So, I bring it to the Internet to find out who wins. (Note that I am including my card and Ian’s card; Dad forgot that we play this game, so he went to the nearest Walgreen’s and bought one. Talk about taking the coward’s way out.)
Ian’s Card: Marker on white computer paper. Reads “To the bestest Mom in the world,” with the “o” in “world” being a blue and green circle, with what appears to be two continents that don’t actually exist. Inside, written in orange, there is a poem:
“I am writing this note
Yes, it is true
I (heart) you!”
Below this reads “Happy Mother’s Day!!!” in green and “Love, Ian” in purple.
My Card: Construction paper cut out on a yellow backdrop. On the front reads, “To the best Mom in the world,” with “Mom” written in large red glitter atop a large pink heart in the middle of the page. Inside, there is a cutout of a white body under a red oval meant to represent a uterus. Inside is a pink fetus with a beard giving a thumbs up. From this area emanates a blue speech bubble, causing the fetus to say, “Thanks for birthing me!” To the right of this, written in orange, green, and red is, “Happy Mother’s Day 2007, (heart) Casey.”
I’m sorry that this textual representation of our artwork is the best I can offer, but sadly I haven’t yet discovered how to operate the scanner here in Clearwater. I also don’t think it would be prudent to stick glitter in there. However, I do state that my description of each card is as accurate as possible, and I don’t think it takes a genius to know who the favorite son is going to be this year.comments (2)
Well, it happened. The invincible man, best driver in the world, and all-around nice guy got a speeding ticket. It happened on Monday. I only post this now because, originally, I had planned to keep my fau pax between myself, my parents, and John Q. Law. My tactic here was simple: I didn’t want my dear brother to know.
Now, don’t get me wrong. Ian is my closest friend and all, but we have somewhat of a brotherly rivalry. I had fully expected him to ridicule me and pull an eternal “I told you so.” I just would rather have him in the dark on the issue. I told both of my parents, distinctly and deliberately, to refrain from mentioning this blunder to anyone.
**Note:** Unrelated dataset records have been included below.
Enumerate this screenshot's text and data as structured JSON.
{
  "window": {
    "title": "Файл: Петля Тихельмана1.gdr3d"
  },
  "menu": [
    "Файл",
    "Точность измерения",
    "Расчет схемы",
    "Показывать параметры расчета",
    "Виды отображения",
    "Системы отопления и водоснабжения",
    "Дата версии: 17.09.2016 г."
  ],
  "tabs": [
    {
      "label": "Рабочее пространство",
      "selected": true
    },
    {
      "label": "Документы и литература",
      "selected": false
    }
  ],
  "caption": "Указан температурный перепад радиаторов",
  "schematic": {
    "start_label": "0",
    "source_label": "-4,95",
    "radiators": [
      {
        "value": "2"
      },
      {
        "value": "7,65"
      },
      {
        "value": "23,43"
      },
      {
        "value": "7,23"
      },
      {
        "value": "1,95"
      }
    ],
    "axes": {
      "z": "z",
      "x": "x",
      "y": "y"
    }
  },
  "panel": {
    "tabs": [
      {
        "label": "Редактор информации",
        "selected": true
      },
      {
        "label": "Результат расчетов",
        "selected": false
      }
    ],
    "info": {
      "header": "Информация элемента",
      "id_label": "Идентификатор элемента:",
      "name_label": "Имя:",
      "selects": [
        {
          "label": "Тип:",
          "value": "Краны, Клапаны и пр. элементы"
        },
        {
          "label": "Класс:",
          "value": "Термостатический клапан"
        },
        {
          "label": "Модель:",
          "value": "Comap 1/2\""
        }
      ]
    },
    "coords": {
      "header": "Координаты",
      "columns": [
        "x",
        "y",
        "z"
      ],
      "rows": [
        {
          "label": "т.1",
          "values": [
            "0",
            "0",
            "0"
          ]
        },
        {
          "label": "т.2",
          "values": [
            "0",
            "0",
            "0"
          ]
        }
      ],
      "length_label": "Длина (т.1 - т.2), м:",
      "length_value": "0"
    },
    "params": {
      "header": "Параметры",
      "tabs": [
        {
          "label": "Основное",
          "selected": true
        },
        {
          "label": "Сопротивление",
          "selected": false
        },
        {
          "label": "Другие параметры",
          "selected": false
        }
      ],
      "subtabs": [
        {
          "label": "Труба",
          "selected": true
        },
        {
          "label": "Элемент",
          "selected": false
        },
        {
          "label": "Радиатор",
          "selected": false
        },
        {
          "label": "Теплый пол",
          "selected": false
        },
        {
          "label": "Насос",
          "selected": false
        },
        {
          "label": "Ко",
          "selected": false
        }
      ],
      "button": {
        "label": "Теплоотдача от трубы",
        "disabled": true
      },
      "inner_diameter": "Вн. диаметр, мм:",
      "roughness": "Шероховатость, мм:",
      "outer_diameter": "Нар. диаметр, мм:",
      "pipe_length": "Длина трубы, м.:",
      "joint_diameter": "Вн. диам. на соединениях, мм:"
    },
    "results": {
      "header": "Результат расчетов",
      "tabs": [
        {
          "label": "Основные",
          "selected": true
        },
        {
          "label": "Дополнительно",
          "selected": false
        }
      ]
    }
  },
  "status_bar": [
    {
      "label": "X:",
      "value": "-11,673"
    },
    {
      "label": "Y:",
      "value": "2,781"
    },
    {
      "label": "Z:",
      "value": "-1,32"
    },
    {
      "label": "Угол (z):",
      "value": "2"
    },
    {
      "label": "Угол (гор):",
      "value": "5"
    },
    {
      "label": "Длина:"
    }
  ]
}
Then Dad let it slip.
I stormed off, angry at the fact that I was so close to getting off the hook, and in the interim I assume they explained my logic to my brother, which is why he has been a pretty good sport about this entire thing.
So, now that the one person I didn’t want to know has discovered the unbearable truth without much adverse reaction, I can tell everyone. So there you go.
I look at it this way: getting a speeding ticket is sort of a necessary step in my own self betterment. For the time being, at least, I will watch my speed.
And if I had to get a ticket, at least I was going a somewhat humorous speed: 69.comments (5)